Charles Schwab’s first detailed announcement on how it plans to integrate TD Ameritrade’s technology into the combined entity is drawing mixed reviews.
Schwab said late Wednesday that TD Ameritrade’s thinkorswim and thinkpipes trading platforms, educational resources and tools will be part of what it offers clients of independent advisors and other investors following its acquisition of a former rival, set to wrap up by year-end.
It also plans to keep TD Ameritrade Institutional’s portfolio rebalancing solution, iRebal, for RIAs. The full technology integration is expected to take 18 to 36 months to complete after the deal closes, meaning the tech tie-up would be ready in about mid-2022 at the earliest and by the end of 2023 at the latest.
Schwab’s plan is “definitely a win for TDA advisors, as those assets were truly differentiated from TDA’s superior technology offering vs. Schwab,” Tim Welsh, head of the consultancy Nexus Strategy told ThinkAdvisor by email on Thursday.
“However, as history has shown, nothing ever goes smoothly in a technology integration, so the disruption from the massive merger for advisors will be real,” he noted. “Will they stick around and muddle through it? That is the $26 billion question.”
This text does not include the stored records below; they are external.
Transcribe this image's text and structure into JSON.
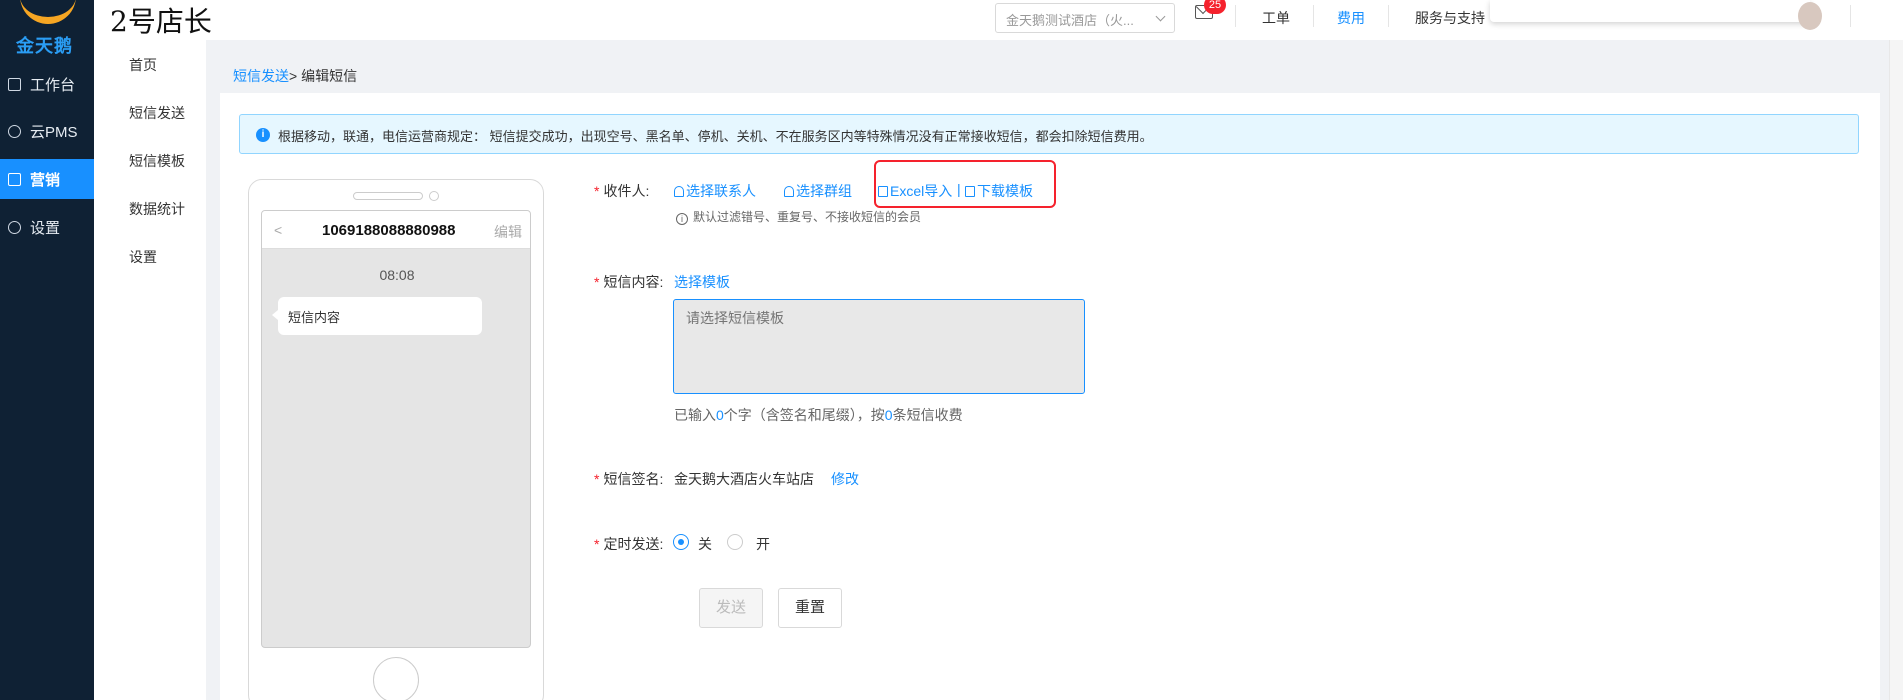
{
  "brand": {
    "logo_text": "金天鹅",
    "app_name": "2号店长"
  },
  "sidebar": {
    "items": [
      {
        "label": "工作台",
        "icon": "workbench-icon"
      },
      {
        "label": "云PMS",
        "icon": "gear-icon"
      },
      {
        "label": "营销",
        "icon": "marketing-icon",
        "active": true
      },
      {
        "label": "设置",
        "icon": "gear-icon"
      }
    ]
  },
  "submenu": {
    "items": [
      "首页",
      "短信发送",
      "短信模板",
      "数据统计",
      "设置"
    ]
  },
  "topbar": {
    "hotel_select": "金天鹅测试酒店（火...",
    "mail_badge": "25",
    "nav": [
      "工单",
      "费用",
      "服务与支持"
    ],
    "active_nav": "费用"
  },
  "breadcrumb": {
    "parent": "短信发送",
    "separator": ">",
    "current": "编辑短信"
  },
  "notice": {
    "text": "根据移动，联通，电信运营商规定：  短信提交成功，出现空号、黑名单、停机、关机、不在服务区内等特殊情况没有正常接收短信，都会扣除短信费用。"
  },
  "phone": {
    "back": "<",
    "number": "1069188088880988",
    "edit": "编辑",
    "time": "08:08",
    "bubble": "短信内容"
  },
  "form": {
    "recipient_label": "收件人:",
    "select_contacts": "选择联系人",
    "select_group": "选择群组",
    "excel_import": "Excel导入",
    "divider": "|",
    "download_template": "下载模板",
    "filter_hint": "默认过滤错号、重复号、不接收短信的会员",
    "content_label": "短信内容:",
    "choose_template": "选择模板",
    "textarea_placeholder": "请选择短信模板",
    "count_prefix": "已输入",
    "count_chars": "0",
    "count_mid": "个字（含签名和尾缀），按",
    "count_msgs": "0",
    "count_suffix": "条短信收费",
    "signature_label": "短信签名:",
    "signature_value": "金天鹅大酒店火车站店",
    "modify": "修改",
    "schedule_label": "定时发送:",
    "schedule_off": "关",
    "schedule_on": "开",
    "schedule_value": "关",
    "send_button": "发送",
    "reset_button": "重置"
  },
  "colors": {
    "primary": "#1890ff",
    "sidebar_bg": "#0f2134",
    "required": "#f5222d",
    "highlight_border": "#f5222d"
  }
}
Meanwhile, Joel Bruckenstein, head of Technology Tools for Today, called Schwab’s plan a “good move” in a tweet on Wednesday.
(The thinkpipes platform offers advisors features that include real-time charting and efficient trading and allocation.)
More Critical Views
Gavin Spitzner, president of Wealth Consulting Partners, differed from Bruckenstein in his views of the tech development. He called Schwab’s announcement “non-news news in the sense that I can’t imagine Schwab saying anything other than they’re going to maintain thinkorswim and other legacy TDA solutions.”
Schwab seemed to be “simply saying they’re retaining both legacy trading platforms — thinkorswim and Schwab’s StreetSmartEdge — and they’ll figure out how to integrate later,” Spitzner told ThinkAdvisor by email on Thursday.
“They’re not going to tell either set of existing users they’re shutting down their platform. Instead this freezes the market and kicks the can down the road, which is exactly what I would do,” explained Spitzner.